In the early and mid 1800's, rural Ireland did not have a strong tradition of yeast bread making. Baking was done in the home and, in addition to having limited supplies, time was often at a premium. The use of baking soda as a leavening agent was quick, effective and it produced a much more consistent result than yeast did. It caught on quickly and made soda breads
a staple of the Irish diet until commercial bread production began in earnest, though it is still popular in Ireland and many other parts of the world.
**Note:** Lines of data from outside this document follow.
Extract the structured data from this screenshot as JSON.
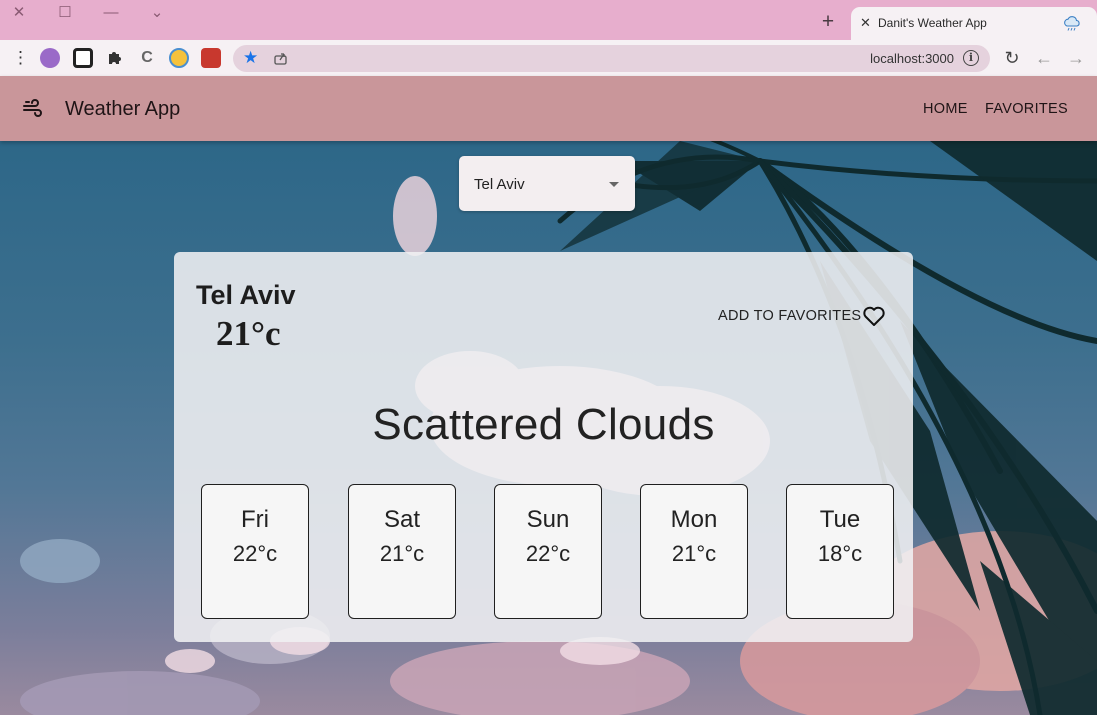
{
  "browser": {
    "tab_title": "Danit's Weather App",
    "tab_close_icon": "close-icon",
    "new_tab_label": "+",
    "url": "localhost:3000",
    "window_controls": [
      "close-icon",
      "maximize-icon",
      "minimize-icon",
      "chevron-down-icon"
    ],
    "extensions": [
      "puzzle-piece-icon"
    ]
  },
  "app": {
    "menu_icon": "wind-icon",
    "title": "Weather App",
    "nav": {
      "home": "HOME",
      "favorites": "FAVORITES"
    }
  },
  "search": {
    "selected_city": "Tel Aviv"
  },
  "weather": {
    "city": "Tel Aviv",
    "temperature": "21°c",
    "add_to_favorites": "ADD TO FAVORITES",
    "condition": "Scattered Clouds",
    "forecast": [
      {
        "day": "Fri",
        "temp": "22°c"
      },
      {
        "day": "Sat",
        "temp": "21°c"
      },
      {
        "day": "Sun",
        "temp": "22°c"
      },
      {
        "day": "Mon",
        "temp": "21°c"
      },
      {
        "day": "Tue",
        "temp": "18°c"
      }
    ]
  },
  "colors": {
    "tab_bar": "#e7aecd",
    "app_bar": "#c9969a",
    "card_background": "#f0f0f2",
    "accent_star": "#1a73e8"
  }
}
The original soda breads contained nothing more than flour, buttermilk, baking soda and salt. The buttermilk was leftover from the butter making process and the bread was almost always served with freshly churned butter. Today, the breads often contain additional ingredients, like sugar, butter, currants or caraway seeds to enhance the flavor of the bread. Soda bread is heartier than most yeast breads and pairs very well with soups, stews and meat dishes. It also makes outstanding toast. For an irish soda bread recipe, click here